User avatar
3rdrail
 
Posts: 5641
Joined: Thu Jun 29, 2006 11:10 pm
Location: Boston

Re: Back to the Drawing Board for Rozzie Sub-Station

Postby highgreen215 » Wed Dec 19, 2012 10:00 pm

Thanks, a great read. In streetcar days the track going in appeared like it was actually used occasionally. But I didn't realize how open the area was - I guess the years dull the recall somewhat.
highgreen215
 
Posts: 412
Joined: Wed Oct 03, 2012 11:43 pm
Location: Roslindale, Mass.

Re: Back to the Drawing Board for Rozzie Sub-Station

Postby 3rdrail » Thu Dec 20, 2012 10:39 am
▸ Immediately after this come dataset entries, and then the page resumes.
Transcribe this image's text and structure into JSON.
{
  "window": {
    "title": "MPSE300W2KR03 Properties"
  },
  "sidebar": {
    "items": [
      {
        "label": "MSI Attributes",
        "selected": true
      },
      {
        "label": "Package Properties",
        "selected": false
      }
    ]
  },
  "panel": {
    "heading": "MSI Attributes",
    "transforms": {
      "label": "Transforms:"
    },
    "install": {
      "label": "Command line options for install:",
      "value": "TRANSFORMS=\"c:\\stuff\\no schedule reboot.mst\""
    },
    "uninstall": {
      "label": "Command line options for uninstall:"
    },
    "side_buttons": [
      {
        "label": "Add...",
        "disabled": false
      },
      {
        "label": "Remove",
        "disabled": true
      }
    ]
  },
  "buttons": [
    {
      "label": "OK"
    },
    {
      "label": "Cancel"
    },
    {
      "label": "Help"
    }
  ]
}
I remember it as a cavernous, forboding, creepy place myself. I think that my camera's lens and it's light meter have both adjusted for width and light. I know that as a practical matter, riding into the "cave", you couldn't see what you were riding into as it was very dark, even in the middle of day. I always thought that it would have been a great "on location" area for a crime or even horror movie ! The area is all changed now. Hard to believe that if you were to stand where I was taking this photo now, you'd be in the Forest Hills Station employee parking lot just south of the entrance ramp from Washington St. at the southern end of the station.
~Paul Joyce~
[i]Moderator: Toy Trains, Model Railroading, Outdoor and Live Steam

Paul Joyce passed away in August, 2013. We honor his memory and his devotion at railroad.net.
User avatar
3rdrail
 
Posts: 5641
Joined: Thu Jun 29, 2006 11:10 pm
Location: Boston

Previous

Return to Massachusetts Bay Transportation Authority (MBTA)

Who is online

Users browsing this forum: No registered users and 9 guests